H. Anne Thurston-Brandley
I was eighteen, a freshman on the Ohio State University campus, living in Mac Hall and dating an OSU senior. He was from Maumee, Ohio; the small town I had lived in during my elementary years. Our parents knew each other quite well and we all attended the same church. Despite this we were more or less unknown to each other because of the age difference – our meeting on the huge campus had been thanks to our mother’s planning. Somehow all we required was one look and it was love at first sight.
So it was, one night on our return from a coke date, we entered the parlor of my dormitory to see a small huddle of others intensely hanging over its small radio. Only five feet away we had no trouble hearing the voice of our president, Franklin D. Roosevelt as he announced Japan’s Pearl Harbor attack. Ed’s arm around my shoulder tightened and we stood, unmoving. There were no words to share. It was December 7, 1941. America was in its pre-Christmas holiday spirit. Japan was nothing but a tiny island thousands of miles away. It was ‘D’ Day.
Three years my senior Ed harbored a far deeper understanding of that night than I. With the European situation he had prepared himself for the world’s future by earning the rank of a second lieutenant in the US Army through the university’s ROTC program; although I am certain the shock of Japan’s attack was not within any of his expectations. Not even President Roosevelt had given such action any credence. The incredibility of ‘D’ Day, its staggering shock and disappointment about another country remains deeper than any other in our country’s history.
The 911 tragedy in all its disbelief and intensity was but a fraction of that back in ’41. There was not a family in the United States which did not directly suffer during the following few years. It wasn’t about one city or one area it was country wide as our men responded to the call to serve in saving our land and the women who stepped forward to fill the necessary work vacated by the men. Some even joined the various branches of the service.
Those on the home front accepted the use of food stamps, shoe rationing and so on. It was the least they could do. Gasoline rationing affected all. Communication within families was difficult. No cell phones or computers enhanced the mail system and weeks, even months passed without news from those on the fighting fronts. Yet we in the States couldn’t forget the turmoil falling on the families in Europe, Hawaii, the Philippines, Africa and even Japan. We knew ourselves more fortunate.
We try to bury those memories of such terrible times. The happenings were way beyond any of our individual doings so we found no explanations and placed our fright produced hatred on world leaders, forgiving all others for the horrors they were forced to take part in. It is those we knew, respected, loved and admired who failed to return home I have found impossible to bury.

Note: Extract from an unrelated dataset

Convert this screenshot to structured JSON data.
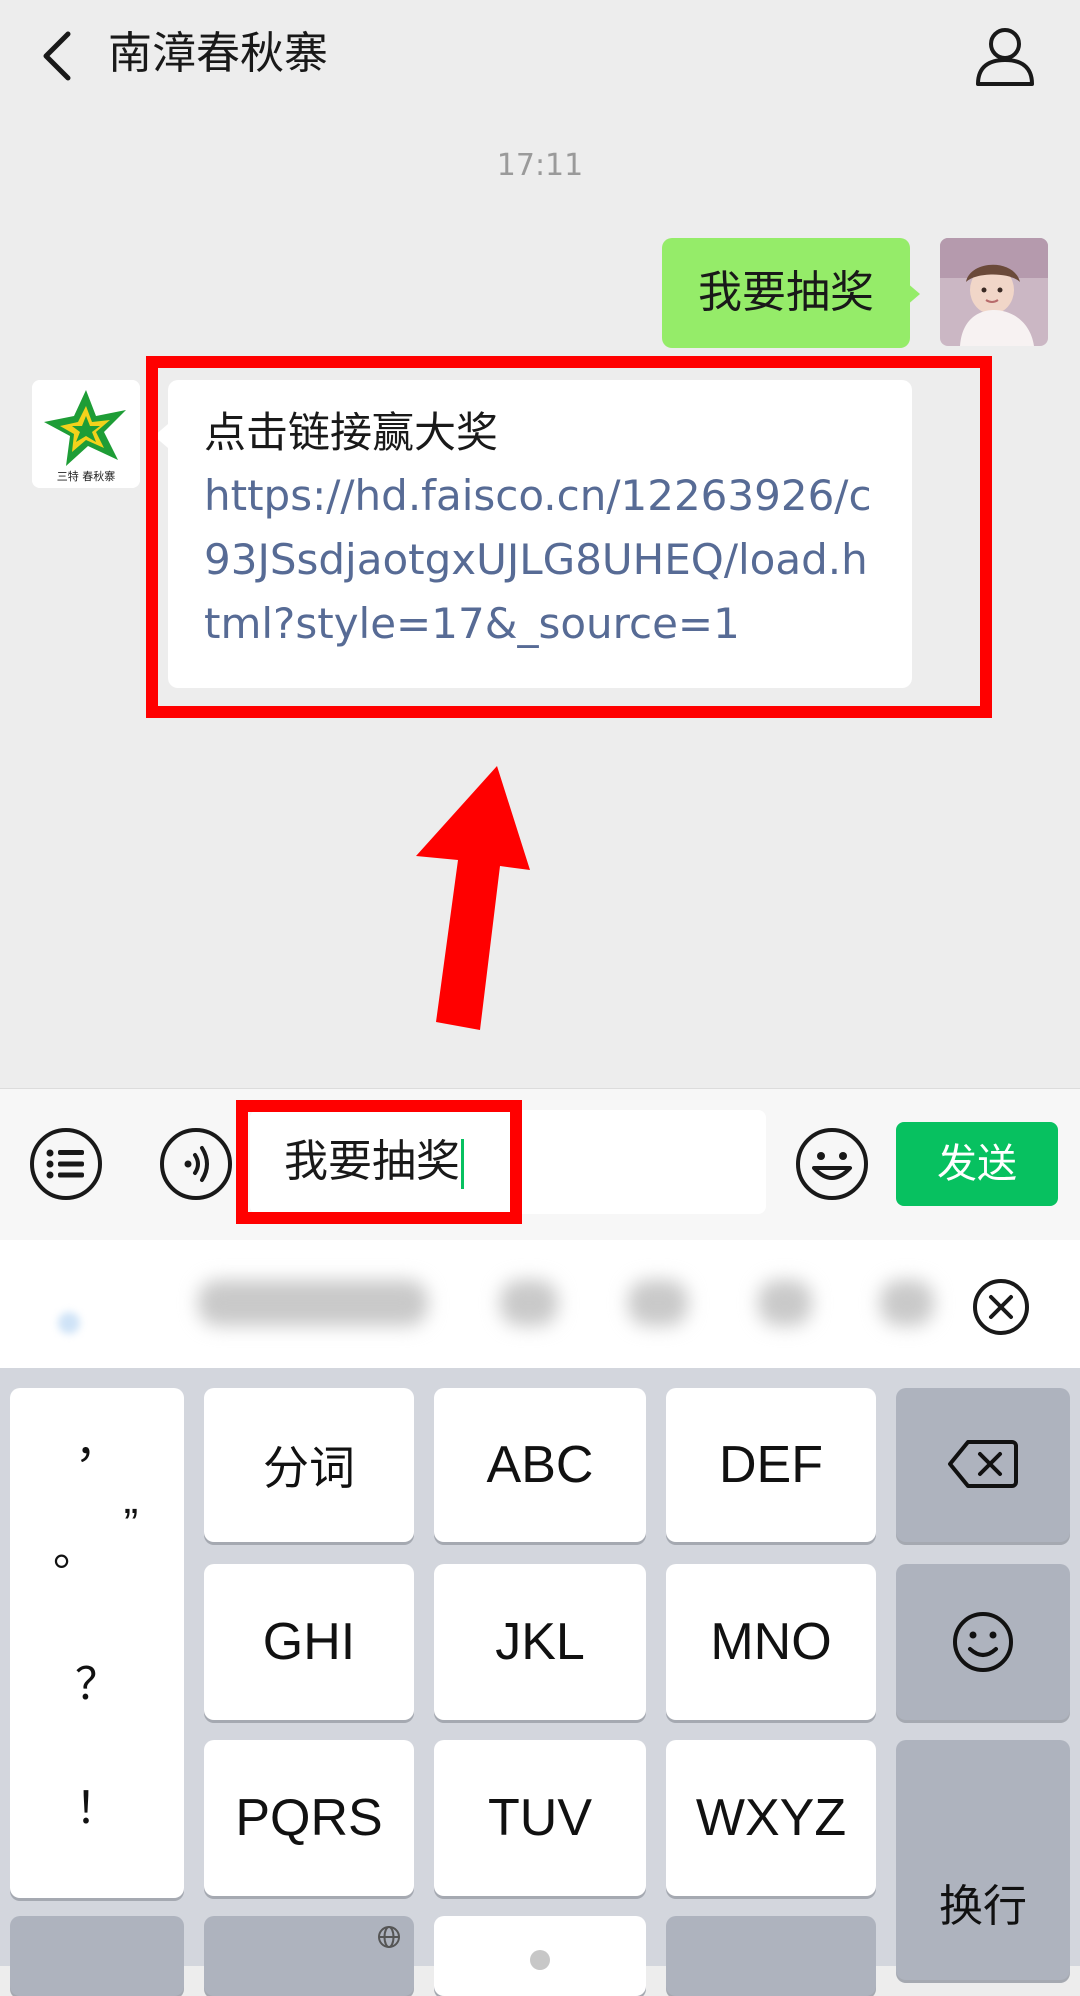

Robert, my good friend and playground playmate in the fourth grade in Maumee, was my arch competitor in marbles. Every day the sun shown we were at it. Then came the day he pulled a pearl necklace out of his pants pocket to fasten around my neck. I couldn’t wait to get home and show them to Mother. She asked me how I happened to have them and after hearing my story she went to the telephone. Holding the ear piece to her ear and dialing the numbers into the phone base she called Robert’s mother. After confirming her suspicions she instructed me to give her the beads. She placed them in a small bag and told me I was to return them to Robert the next day. Seems he had ‘borrowed’ them from his mother’s dresser. Robert was in the US Army Air Force and did not return from Europe.
Connie and Stan were classmates of mine in Burnham High School, Sylvania, Ohio. Our senior year we were three of the cast for the Senior Play presented in the spring of ’41 before graduation. Because of my height I always landed the ‘old lady’ roll in the plays — never the romantic lead! In that particular play I was once again an ‘older’ lady and Stan was cast as my son. He was also tall – we stood almost eye-to-eye. During the last night’s rehearsal for some silly reason Stan and I could not get our lines we spoke to each other out of our mouths without cracking up –speechless. Well, our director, Miss Lawrence, got her fill of us and gave us one last chance or we were out of the play. That worked like magic and we made it through the rehearsal and the following night’s performance.
Connie and Stan married after graduation. He went into the service and never returned. She remained a widow the rest of her long life. Stan simply couldn’t be replaced.
Each ‘D’ Day for all these years it has been my prayer that mankind will come to understand it is only by giving away our love to others not through the use of arms will our world become a place for all of us to call home.